◆ **Exercise goal**: Take each line from the material below that includes the string "Junta" and copy it.
——————
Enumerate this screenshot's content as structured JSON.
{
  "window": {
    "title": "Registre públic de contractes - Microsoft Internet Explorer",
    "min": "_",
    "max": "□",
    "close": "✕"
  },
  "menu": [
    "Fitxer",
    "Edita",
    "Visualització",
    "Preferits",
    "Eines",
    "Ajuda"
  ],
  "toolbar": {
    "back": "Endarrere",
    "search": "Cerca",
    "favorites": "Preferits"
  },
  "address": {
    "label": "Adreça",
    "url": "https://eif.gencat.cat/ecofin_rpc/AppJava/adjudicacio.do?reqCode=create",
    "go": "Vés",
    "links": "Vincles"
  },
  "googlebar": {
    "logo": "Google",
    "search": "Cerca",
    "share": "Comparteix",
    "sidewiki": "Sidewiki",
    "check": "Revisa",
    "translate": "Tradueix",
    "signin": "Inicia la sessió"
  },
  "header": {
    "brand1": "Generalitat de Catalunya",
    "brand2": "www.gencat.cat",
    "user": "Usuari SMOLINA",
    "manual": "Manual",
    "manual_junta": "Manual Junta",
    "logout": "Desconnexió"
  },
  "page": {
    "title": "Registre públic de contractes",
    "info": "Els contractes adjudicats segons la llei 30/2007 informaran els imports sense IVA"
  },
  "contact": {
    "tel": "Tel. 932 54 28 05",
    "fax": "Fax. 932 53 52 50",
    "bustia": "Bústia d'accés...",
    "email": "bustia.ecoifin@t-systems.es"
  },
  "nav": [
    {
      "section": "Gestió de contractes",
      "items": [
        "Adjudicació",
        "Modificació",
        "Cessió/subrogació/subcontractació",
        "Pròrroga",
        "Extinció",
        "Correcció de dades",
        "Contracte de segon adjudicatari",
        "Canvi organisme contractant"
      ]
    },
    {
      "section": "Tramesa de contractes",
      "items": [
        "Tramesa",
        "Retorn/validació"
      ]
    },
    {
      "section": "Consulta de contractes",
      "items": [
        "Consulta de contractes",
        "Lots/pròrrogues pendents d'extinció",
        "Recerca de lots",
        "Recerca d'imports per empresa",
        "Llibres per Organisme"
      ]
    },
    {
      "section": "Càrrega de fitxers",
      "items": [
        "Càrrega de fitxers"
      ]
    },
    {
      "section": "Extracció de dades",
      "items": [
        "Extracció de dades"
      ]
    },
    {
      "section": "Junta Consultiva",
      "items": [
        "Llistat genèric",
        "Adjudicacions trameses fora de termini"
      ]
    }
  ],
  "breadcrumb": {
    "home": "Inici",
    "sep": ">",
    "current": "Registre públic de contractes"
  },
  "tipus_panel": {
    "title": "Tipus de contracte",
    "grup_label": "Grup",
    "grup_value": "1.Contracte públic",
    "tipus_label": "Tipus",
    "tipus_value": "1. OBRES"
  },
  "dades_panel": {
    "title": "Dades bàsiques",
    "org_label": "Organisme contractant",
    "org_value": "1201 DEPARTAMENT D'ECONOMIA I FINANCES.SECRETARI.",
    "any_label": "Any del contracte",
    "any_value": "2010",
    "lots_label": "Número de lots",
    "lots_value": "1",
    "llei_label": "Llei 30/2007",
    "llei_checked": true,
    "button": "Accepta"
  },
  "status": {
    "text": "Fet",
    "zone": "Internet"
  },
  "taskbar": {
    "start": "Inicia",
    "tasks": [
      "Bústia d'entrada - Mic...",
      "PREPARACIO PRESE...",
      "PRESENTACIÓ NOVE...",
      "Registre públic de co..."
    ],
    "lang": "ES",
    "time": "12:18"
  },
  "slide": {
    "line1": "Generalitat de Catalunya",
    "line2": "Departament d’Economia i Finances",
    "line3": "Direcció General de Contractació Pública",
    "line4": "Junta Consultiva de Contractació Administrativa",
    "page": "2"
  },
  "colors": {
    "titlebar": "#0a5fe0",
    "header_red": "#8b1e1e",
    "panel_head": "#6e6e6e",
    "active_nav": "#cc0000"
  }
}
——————
◆ **Response box**:
    "manual_junta": "Manual Junta",
      "section": "Junta Consultiva",
    "line4": "Junta Consultiva de Contractació Administrativa",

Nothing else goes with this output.